An opponent of needle exchange, Rep. Todd Tiahrt (R-KS), cited studies that purportedly show needle exchange to be ineffective at reducing the spread of AIDS during the Congressional debate yesterday, according to the Associated Press. Tiahrt was probably referring to research in the Canadian cities of Vancouver and Montreal, which found rising rates of HIV among the injecting population. This study has been used frequently by opponents of needle exchange repeatedly in recent months, including drug czar Barry McCaffrey, who repeated this claim on the Diane Rheim show on National Public Radio two weeks ago.
The authors of this study, however, took to the pages of the New York Times last April to say that needle exchange opponents have "misinterpreted" their research, which in reality found that the programs in those cities succeeded in reaching the most at-risk populations, but weren't large enough to provide enough syringes to enough users to stem the growing problem of injection-related AIDS in places where cocaine had become the drug of choice over heroin. The average cocaine injectors requires many more syringes each day than a heroin injector would require.
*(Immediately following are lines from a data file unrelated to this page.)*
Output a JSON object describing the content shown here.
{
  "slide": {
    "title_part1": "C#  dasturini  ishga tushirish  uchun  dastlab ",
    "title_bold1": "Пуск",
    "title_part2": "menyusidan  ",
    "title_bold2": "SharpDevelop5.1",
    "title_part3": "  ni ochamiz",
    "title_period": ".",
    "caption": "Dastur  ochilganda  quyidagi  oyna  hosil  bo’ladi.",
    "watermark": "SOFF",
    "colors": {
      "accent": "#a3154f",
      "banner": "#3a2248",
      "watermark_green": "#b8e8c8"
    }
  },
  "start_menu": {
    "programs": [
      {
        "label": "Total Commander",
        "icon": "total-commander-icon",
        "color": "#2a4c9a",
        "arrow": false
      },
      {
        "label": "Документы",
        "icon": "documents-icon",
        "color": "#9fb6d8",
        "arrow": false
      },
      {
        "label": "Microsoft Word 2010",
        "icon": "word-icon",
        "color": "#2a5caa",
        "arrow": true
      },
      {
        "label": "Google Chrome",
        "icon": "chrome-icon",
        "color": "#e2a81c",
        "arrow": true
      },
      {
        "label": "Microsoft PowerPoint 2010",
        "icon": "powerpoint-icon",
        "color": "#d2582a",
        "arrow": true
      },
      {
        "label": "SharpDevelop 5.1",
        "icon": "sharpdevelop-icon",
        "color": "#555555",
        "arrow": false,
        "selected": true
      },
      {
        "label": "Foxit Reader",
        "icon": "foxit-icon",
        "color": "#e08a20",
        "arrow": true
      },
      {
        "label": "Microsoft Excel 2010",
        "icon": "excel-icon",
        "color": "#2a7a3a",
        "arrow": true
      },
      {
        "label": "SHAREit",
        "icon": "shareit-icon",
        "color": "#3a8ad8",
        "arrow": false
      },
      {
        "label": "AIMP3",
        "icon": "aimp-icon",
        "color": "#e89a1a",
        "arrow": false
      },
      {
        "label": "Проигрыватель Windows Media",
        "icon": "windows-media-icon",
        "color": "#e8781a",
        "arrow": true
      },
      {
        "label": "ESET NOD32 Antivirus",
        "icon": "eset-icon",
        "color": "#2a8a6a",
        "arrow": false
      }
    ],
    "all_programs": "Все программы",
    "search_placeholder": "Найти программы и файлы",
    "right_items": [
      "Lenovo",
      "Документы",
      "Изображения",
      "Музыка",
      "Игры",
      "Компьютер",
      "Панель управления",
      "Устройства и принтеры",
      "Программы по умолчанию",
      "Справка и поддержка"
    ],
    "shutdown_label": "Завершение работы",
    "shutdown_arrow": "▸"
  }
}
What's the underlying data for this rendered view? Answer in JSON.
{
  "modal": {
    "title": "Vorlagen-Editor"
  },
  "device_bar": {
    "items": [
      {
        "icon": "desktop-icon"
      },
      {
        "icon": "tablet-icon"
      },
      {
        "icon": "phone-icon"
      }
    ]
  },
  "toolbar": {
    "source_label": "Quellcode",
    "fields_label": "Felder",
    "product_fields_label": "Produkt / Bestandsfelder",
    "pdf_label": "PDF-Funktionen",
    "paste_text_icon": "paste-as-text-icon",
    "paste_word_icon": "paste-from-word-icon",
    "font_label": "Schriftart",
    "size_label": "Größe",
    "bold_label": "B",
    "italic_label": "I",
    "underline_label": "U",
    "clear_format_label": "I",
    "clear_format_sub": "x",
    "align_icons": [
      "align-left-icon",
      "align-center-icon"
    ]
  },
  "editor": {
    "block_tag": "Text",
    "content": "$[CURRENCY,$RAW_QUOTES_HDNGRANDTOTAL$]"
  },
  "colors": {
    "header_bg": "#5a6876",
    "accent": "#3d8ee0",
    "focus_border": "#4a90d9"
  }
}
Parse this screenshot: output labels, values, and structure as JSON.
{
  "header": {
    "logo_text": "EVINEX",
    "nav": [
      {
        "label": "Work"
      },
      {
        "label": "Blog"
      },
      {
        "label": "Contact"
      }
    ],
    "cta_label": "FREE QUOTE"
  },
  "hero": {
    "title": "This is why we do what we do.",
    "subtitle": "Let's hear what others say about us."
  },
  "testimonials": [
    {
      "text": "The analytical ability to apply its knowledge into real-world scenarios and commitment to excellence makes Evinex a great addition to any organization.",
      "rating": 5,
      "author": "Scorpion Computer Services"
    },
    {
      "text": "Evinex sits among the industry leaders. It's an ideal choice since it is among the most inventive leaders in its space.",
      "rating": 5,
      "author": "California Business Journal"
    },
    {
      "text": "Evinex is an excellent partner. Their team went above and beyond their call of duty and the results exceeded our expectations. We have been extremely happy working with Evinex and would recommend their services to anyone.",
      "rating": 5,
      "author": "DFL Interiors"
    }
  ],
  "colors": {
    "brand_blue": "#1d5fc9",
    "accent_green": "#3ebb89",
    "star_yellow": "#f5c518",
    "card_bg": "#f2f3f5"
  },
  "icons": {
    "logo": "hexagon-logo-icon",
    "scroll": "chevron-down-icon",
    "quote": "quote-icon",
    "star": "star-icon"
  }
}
A article in last month's Journal of Acquired Immune Deficiency Syndromes and Human Retrovirology provides some quantitative understanding of the situation in Montreal. It cites a 1995 study which estimated the number of injection drug users to be 10,000 and that about 10.68 million syringes would be needed annually to provide one-time syringe use for all of them. The researchers also calculated that approximately 338,000 syringes were distributed in 1994, meeting only about 3.2 percent of the estimated need. It was noted that the total number of sterile syringes could have been higher, due to underground distribution within the injection-using community and the illegal drug trade. Still, the numbers are adequate to illustrate that the problem in Montreal was not needle exchange, but that there was not enough of it. Another problem was that the program had a limit on the number of syringes it would provide to any given client on any given occasion.